Like the cosmos whose age is 13.7 billion years and whose expansion is unending, the vertical/horizontal axis is the reflection of divine-in-matter co-operative wholeness.

If awareness is soul, and if deepening awareness makes sacred dwelling place of attentive presence, then the work of Christic love suffuses and deifies awakening of soul within each being.

I explain to you matters
Pertaining to enlightenment,
But don’t try to keep
Your mind on them.
Just turn to the ocean
Of your own essence
And develop practical accord with its nature.

- Yangshan

Comes the question: Is it possible that war is in any way the path of God in this existence?

The name of God is the presence of God.

God’s name and the name of each being might be pronounced differently, but call the same reality.

When we say, “Not in my name!” – We are saying the presence of God cannot hear the call for death and destruction of beings, not for any purpose reasoned by the minds of men.

But we are mere moments on the extension of infinite being.
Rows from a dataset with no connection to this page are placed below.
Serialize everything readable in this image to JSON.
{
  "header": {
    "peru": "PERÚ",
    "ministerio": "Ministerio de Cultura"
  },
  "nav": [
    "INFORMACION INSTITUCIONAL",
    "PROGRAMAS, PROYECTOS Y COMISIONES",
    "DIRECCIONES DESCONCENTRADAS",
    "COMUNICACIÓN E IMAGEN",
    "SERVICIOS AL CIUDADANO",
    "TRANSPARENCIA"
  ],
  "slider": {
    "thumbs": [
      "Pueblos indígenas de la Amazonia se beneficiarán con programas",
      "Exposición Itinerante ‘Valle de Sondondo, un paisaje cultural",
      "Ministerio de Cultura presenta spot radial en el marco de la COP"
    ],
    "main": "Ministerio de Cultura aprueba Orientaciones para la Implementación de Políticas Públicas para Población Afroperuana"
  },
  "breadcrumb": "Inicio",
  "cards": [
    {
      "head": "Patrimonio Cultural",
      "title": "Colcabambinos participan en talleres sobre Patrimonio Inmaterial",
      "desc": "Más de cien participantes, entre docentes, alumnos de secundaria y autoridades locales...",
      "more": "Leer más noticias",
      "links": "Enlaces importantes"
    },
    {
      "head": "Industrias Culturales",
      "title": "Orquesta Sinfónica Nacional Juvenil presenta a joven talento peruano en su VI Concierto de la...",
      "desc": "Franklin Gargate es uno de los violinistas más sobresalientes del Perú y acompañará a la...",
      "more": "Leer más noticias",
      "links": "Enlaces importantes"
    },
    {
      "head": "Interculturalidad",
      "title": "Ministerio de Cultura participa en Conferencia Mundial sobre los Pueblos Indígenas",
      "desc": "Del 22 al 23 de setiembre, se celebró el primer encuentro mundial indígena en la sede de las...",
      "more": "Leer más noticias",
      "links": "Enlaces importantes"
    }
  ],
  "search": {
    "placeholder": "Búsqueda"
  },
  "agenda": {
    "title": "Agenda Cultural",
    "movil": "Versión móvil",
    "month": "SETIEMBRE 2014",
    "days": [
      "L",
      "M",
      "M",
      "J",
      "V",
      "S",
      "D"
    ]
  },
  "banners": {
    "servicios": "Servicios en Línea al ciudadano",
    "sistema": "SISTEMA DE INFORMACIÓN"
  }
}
We can barely recognize our passing faces in the morning mirror.

God watches there. Our passing. Naming us. God’s own.

Calling, “This is my child. This one is not forsaken. This one dwelling the cross.”

God voices silence, asking, “And your name?”

And you hear, and you respond, “My name is…”

And you pronounce your name.

And no war sounds in your name.